However some of my friends say, it was a big provocation from Turkey and Israeli government gave to the Navy a legitimate order. People on the ships knew that they had no right to go through the official naval blockade, because the San Remo Manual on International Law Applicable to Armed Conflicts at Sea, 12 June 1994, states that “Merchant vessels believed on reasonable grounds to be breaching a blockade may be captured. Merchant vessels which, after prior warning, clearly resist capture may be attacked (paragraph 98)”. So from the legal point of view the Israeli government was right.

But we all remember how both world wars started – with the silly provocative actions. So, do we really need now to look for a guilty and aggrieved side? Or it is finally the right time to START THINKING and to make a compromise?

Monday, 24 May 2010

Payment revolution? No, thanks!

Nobody can be surprised by a plastic card in Uzbekistan today. But it is still surprising that plastic cards here is a way of making people’s life more complicated, rather than easier.

Normally people look for places where they can buy something they like, but here in Tashkent it’s quite usual to look for a shop where one can pay by a credit card. Some shops do even have a sign on their doors “We accept plastic cards”.

However, as to purchasing of bigger things such as furniture, TV set, microwave, etc. it is much cheaper to buy them in cash.  We don’t have shopping malls here in Tashkent, but there is a long street where hundreds of small shops selling household appliances and equipment are located. And no one of these shops is ready to accept payment by transfer or credit card yet. Of course it’s possible to find companies working not only with cash. But prices are different if one pays by cash and credit card. For instance, a refrigerator in one of the shops costs 1,4 Million UZS (about 700USD) if paid by “real money” and over 2 Million UZS (approximately 1 000 USD) if one wants to pay by credit card. I wonder if there is anyone using the second method of payment...

And what absolutely funny and at the same time stupid about the entire story with plastic cards is that all of them have standard PINs: either 1 or 2! Only one figure! That’s all.
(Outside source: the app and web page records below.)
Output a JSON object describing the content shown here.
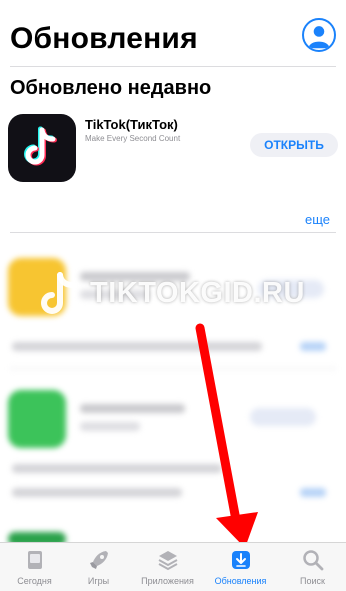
{
  "header": {
    "title": "Обновления"
  },
  "section": {
    "title": "Обновлено недавно"
  },
  "app": {
    "name": "TikTok(ТикТок)",
    "subtitle": "Make Every Second Count",
    "open_label": "ОТКРЫТЬ"
  },
  "more_label": "еще",
  "watermark": "TIKTOKGID.RU",
  "tabs": [
    {
      "label": "Сегодня",
      "icon": "today-icon",
      "active": false
    },
    {
      "label": "Игры",
      "icon": "rocket-icon",
      "active": false
    },
    {
      "label": "Приложения",
      "icon": "apps-stack-icon",
      "active": false
    },
    {
      "label": "Обновления",
      "icon": "updates-download-icon",
      "active": true
    },
    {
      "label": "Поиск",
      "icon": "search-icon",
      "active": false
    }
  ],
  "colors": {
    "accent": "#1a82fb",
    "arrow": "#ff0000",
    "tiktok_bg": "#111016"
  }
}
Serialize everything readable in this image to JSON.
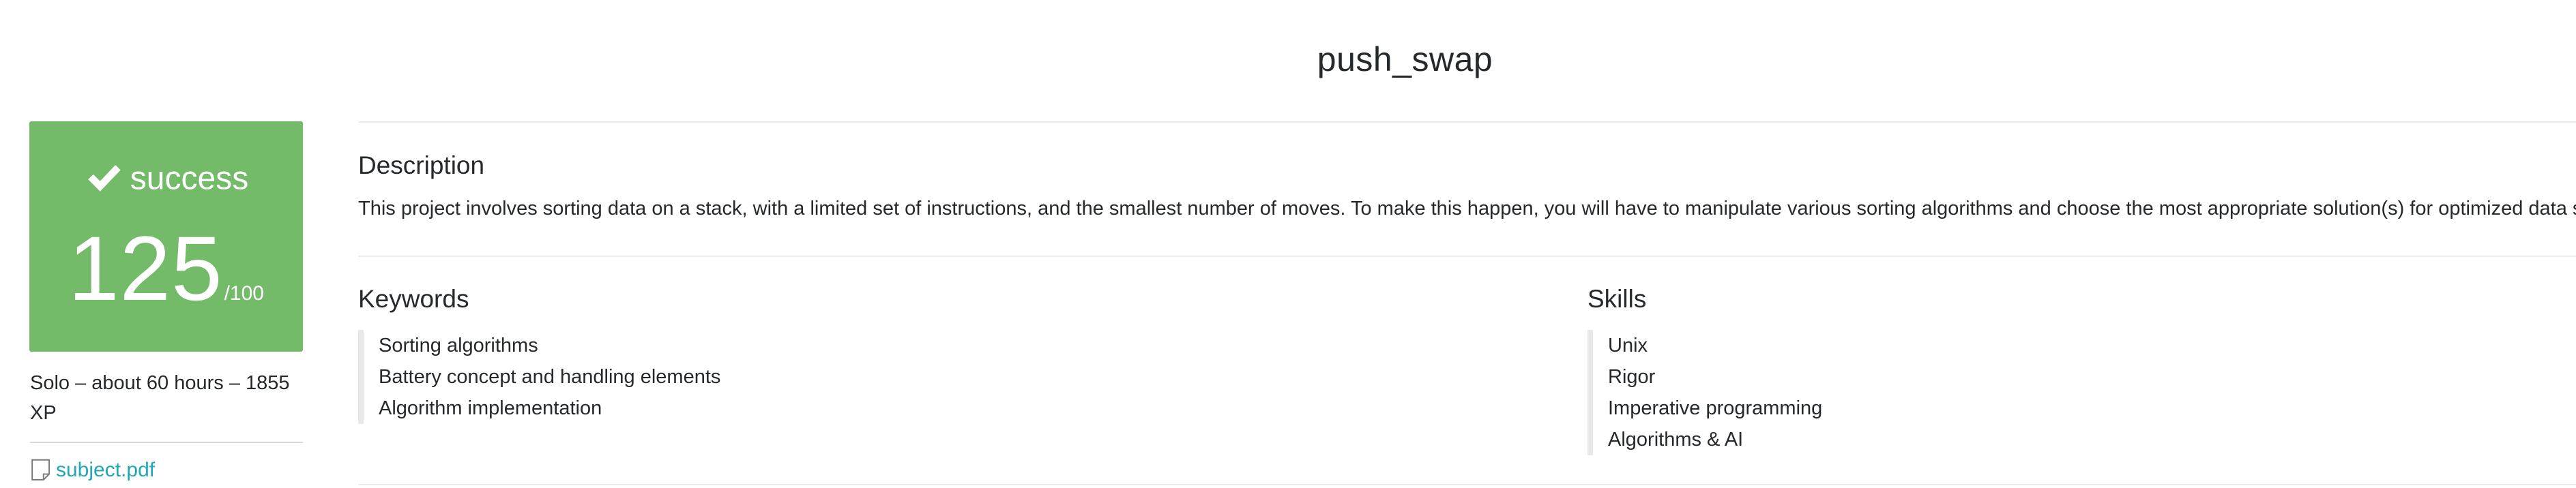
{
  "project": {
    "title": "push_swap"
  },
  "result": {
    "status": "success",
    "score": "125",
    "max_score": "/100",
    "status_color": "#73ba69"
  },
  "meta": {
    "summary": "Solo – about 60 hours – 1855 XP"
  },
  "attachment": {
    "icon": "file-icon",
    "label": "subject.pdf",
    "link_color": "#20a8b8"
  },
  "description": {
    "heading": "Description",
    "text": "This project involves sorting data on a stack, with a limited set of instructions, and the smallest number of moves. To make this happen, you will have to manipulate various sorting algorithms and choose the most appropriate solution(s) for optimized data sorting."
  },
  "keywords": {
    "heading": "Keywords",
    "items": [
      "Sorting algorithms",
      "Battery concept and handling elements",
      "Algorithm implementation"
    ]
  },
  "skills": {
    "heading": "Skills",
    "items": [
      "Unix",
      "Rigor",
      "Imperative programming",
      "Algorithms & AI"
    ]
  }
}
Of course you can ask your bank to change the code, but does it really matter, if a seller does not ask you to enter your pin, but says loudly: “What is your pin-code?”

Thus, now you know what to do if you find a plastic card in Tashkent…